BEGIN Information shown
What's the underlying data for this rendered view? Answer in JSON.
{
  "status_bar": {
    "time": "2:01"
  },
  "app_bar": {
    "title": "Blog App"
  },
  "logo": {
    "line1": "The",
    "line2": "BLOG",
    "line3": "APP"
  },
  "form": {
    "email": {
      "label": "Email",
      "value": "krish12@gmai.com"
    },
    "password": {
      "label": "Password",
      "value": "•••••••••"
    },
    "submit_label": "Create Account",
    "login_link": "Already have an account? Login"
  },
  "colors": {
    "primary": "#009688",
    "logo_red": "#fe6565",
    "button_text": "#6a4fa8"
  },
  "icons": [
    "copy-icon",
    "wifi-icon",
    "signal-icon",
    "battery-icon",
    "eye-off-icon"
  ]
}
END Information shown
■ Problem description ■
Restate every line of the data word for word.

■ Answer ■
What's the underlying data for this rendered view? Answer in JSON.
{
  "status_bar": {
    "time": "2:01"
  },
  "app_bar": {
    "title": "Blog App"
  },
  "logo": {
    "line1": "The",
    "line2": "BLOG",
    "line3": "APP"
  },
  "form": {
    "email": {
      "label": "Email",
      "value": "krish12@gmai.com"
    },
    "password": {
      "label": "Password",
      "value": "•••••••••"
    },
    "submit_label": "Create Account",
    "login_link": "Already have an account? Login"
  },
  "colors": {
    "primary": "#009688",
    "logo_red": "#fe6565",
    "button_text": "#6a4fa8"
  },
  "icons": [
    "copy-icon",
    "wifi-icon",
    "signal-icon",
    "battery-icon",
    "eye-off-icon"
  ]
}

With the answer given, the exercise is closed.